At Liverpool, the Red Jacket had her bottom coppered and cabins fitted out for the Australian immigrant trade. She was purchased by Pilkington & Wilcox and other Liverpool investors with registry changing on April 24, 1854. (Most secondary sources say that the vessel was bought by the British a year later, copying a mistake made by earlier historians.) She was then chartered by the White Star Line for a run to Melbourne, Australia. Under Captain Samuel Reid (who owned 1/16 of her), she reached in Melbourne in 69 days. Only one clipper, James Baines, ever made the run faster.

Red Jacket served in the immigrant trade until 1867, when she became an Australian and Indian coastal freighter.

Fate of the ship[edit]

In 1872 Red Jacket became a lumber carrier from Quebec to London, joining the clippers Marco Polo and Donald McKay, which "ended their days" in the transatlantic Quebec timber trade,[5] She collided with the Eliza Walker in 1878, which sank; Eliza Walker′s crew was rescued.[1] In 1883, Red Jacket was sold to Blandy Brothers, a Portuguese shipping company in the Madeira Islands as a coaling hulk. She was driven ashore in a gale in 1885.


  1. ^ a b c Bruzelius, Lars (2001-02-23). "Sailing Ships: Red Jacket (1853)". Red Jacket. The Maritime History Virtual Archives. Retrieved April 19, 2010.
  2. ^ "Ship Red Jacket". Penobscot Bay History Online. Retrieved 9 October 2016.
  3. ^ "Captain Bangs Hallet House Museum". The Historical Society of Old Yarmouth, PO Box 11, Yarmouth Port, MA 02675. 2001–2003. Archived from the original on November 5, 2012. Retrieved February 24, 2013. The Red Jacket’s first commander was a Yarmouth captain, Asa Eldredge.
  4. ^ Miles, Vincent (2015). The Lost Hero of Cape Cod: Captain Asa Eldridge and the Maritime Trade That Shaped America. The Historical Society of Old Yarmouth, Yarmouth Port, Massachusetts.
  5. ^ Clark, A H (1912), "Fate of the Clipper Ships", The clipper ship era; An epitome of famous American and British clipper ships, their owners, builders, commanders and crews, 1843–1869, New York: G.P. Putnam's Sons, p. 346
  • Fuller, Benjamin A. G. (Autumn 2003), "Red Jacket, Champion of the Seas", Maine Boats Homes and Harbors (76)

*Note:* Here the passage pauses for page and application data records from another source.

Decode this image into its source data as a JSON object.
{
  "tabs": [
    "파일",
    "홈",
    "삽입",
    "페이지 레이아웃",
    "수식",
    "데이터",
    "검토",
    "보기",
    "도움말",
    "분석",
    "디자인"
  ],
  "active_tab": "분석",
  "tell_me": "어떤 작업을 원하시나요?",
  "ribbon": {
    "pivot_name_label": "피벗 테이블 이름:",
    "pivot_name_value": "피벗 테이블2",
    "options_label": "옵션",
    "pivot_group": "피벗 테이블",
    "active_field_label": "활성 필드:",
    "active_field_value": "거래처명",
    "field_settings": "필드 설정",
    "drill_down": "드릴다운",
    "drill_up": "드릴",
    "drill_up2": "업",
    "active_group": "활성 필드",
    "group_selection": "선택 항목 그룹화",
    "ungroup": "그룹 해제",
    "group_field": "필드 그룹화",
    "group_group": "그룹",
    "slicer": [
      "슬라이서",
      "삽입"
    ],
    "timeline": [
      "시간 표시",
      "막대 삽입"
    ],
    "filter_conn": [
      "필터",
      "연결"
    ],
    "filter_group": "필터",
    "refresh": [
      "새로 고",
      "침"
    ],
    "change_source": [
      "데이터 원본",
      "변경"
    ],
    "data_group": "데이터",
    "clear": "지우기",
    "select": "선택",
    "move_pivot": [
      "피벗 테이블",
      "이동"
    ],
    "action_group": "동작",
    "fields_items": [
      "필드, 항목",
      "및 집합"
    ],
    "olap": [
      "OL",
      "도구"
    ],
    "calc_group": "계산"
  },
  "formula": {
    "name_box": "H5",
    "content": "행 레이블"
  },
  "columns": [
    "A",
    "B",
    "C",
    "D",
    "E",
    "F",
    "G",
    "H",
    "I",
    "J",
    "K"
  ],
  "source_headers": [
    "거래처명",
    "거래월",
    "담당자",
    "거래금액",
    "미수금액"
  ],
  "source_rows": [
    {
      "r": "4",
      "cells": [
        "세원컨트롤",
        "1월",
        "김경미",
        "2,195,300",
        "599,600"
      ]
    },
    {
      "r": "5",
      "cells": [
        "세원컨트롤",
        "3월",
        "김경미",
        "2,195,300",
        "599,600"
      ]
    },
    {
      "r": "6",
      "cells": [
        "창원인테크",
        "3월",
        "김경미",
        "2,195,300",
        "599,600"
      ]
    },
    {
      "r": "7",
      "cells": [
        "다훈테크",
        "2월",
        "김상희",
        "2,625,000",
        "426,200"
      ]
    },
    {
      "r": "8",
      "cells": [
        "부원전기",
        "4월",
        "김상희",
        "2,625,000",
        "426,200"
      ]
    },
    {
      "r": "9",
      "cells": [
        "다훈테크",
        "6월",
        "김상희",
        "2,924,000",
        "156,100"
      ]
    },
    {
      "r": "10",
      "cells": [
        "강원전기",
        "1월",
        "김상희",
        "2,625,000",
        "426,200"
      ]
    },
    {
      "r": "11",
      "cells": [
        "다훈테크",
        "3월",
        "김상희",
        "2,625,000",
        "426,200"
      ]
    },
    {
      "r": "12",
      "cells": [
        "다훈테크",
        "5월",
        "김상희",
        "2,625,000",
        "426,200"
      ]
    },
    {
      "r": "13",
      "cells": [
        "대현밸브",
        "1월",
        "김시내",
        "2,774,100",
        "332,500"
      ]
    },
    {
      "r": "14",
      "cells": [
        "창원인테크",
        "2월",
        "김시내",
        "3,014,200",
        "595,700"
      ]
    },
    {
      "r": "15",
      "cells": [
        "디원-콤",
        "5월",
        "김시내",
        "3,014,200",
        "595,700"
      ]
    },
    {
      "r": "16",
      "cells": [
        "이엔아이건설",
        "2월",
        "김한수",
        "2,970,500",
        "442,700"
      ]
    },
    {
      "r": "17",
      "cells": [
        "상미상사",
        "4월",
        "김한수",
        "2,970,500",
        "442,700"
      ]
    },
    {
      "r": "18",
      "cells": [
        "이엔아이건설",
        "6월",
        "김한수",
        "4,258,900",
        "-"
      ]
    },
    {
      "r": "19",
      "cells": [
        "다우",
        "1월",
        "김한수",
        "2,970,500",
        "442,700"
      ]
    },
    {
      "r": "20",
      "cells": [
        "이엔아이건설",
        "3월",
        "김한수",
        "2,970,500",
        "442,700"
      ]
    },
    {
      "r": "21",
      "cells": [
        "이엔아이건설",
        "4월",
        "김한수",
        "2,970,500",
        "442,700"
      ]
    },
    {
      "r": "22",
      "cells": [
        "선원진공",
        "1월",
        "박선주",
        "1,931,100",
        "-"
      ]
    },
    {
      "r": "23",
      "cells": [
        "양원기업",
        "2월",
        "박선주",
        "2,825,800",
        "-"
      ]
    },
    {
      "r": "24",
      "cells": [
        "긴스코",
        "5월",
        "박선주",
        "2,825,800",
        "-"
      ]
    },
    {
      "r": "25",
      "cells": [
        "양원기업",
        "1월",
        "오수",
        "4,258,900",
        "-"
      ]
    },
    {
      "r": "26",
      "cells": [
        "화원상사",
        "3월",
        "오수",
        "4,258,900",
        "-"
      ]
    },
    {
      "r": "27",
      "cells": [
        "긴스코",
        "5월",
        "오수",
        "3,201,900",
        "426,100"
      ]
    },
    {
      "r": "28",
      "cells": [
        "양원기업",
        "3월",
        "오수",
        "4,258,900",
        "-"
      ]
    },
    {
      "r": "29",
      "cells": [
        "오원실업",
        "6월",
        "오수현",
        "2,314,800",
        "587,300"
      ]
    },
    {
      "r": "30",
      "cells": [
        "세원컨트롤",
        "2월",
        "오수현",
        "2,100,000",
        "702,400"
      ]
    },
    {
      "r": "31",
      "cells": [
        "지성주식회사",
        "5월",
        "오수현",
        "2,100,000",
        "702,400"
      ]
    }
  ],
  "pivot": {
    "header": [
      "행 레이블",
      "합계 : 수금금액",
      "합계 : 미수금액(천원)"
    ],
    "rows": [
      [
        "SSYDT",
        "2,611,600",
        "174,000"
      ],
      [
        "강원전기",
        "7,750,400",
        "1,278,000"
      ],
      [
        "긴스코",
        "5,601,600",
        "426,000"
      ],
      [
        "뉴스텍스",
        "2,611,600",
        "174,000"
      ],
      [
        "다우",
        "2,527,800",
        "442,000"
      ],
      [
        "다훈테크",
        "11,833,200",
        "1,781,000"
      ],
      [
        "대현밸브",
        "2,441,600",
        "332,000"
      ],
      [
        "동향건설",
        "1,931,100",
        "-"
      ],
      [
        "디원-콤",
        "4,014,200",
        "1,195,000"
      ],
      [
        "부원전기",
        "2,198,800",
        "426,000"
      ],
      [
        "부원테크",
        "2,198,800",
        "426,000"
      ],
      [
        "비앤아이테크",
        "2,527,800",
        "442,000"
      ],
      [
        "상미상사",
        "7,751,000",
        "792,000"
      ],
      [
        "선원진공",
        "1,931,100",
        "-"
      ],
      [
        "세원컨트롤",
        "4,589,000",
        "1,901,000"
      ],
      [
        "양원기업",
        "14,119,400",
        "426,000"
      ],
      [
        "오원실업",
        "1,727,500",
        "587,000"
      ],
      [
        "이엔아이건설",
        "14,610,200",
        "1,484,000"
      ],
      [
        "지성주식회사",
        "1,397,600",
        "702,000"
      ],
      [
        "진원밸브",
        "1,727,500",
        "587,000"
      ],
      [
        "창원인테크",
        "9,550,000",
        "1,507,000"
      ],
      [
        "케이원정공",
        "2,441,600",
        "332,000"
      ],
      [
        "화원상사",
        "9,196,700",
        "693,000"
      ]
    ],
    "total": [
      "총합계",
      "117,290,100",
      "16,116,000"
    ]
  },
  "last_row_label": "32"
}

Further reading[edit]

Cornell, Edward (1856). Journal of a voyage from Liverpool to Melbourne for H.M. Royal Mail Clipper Red Jacket, Captain O'Halloran. Manuscript.

External links[edit]

Images and models[edit]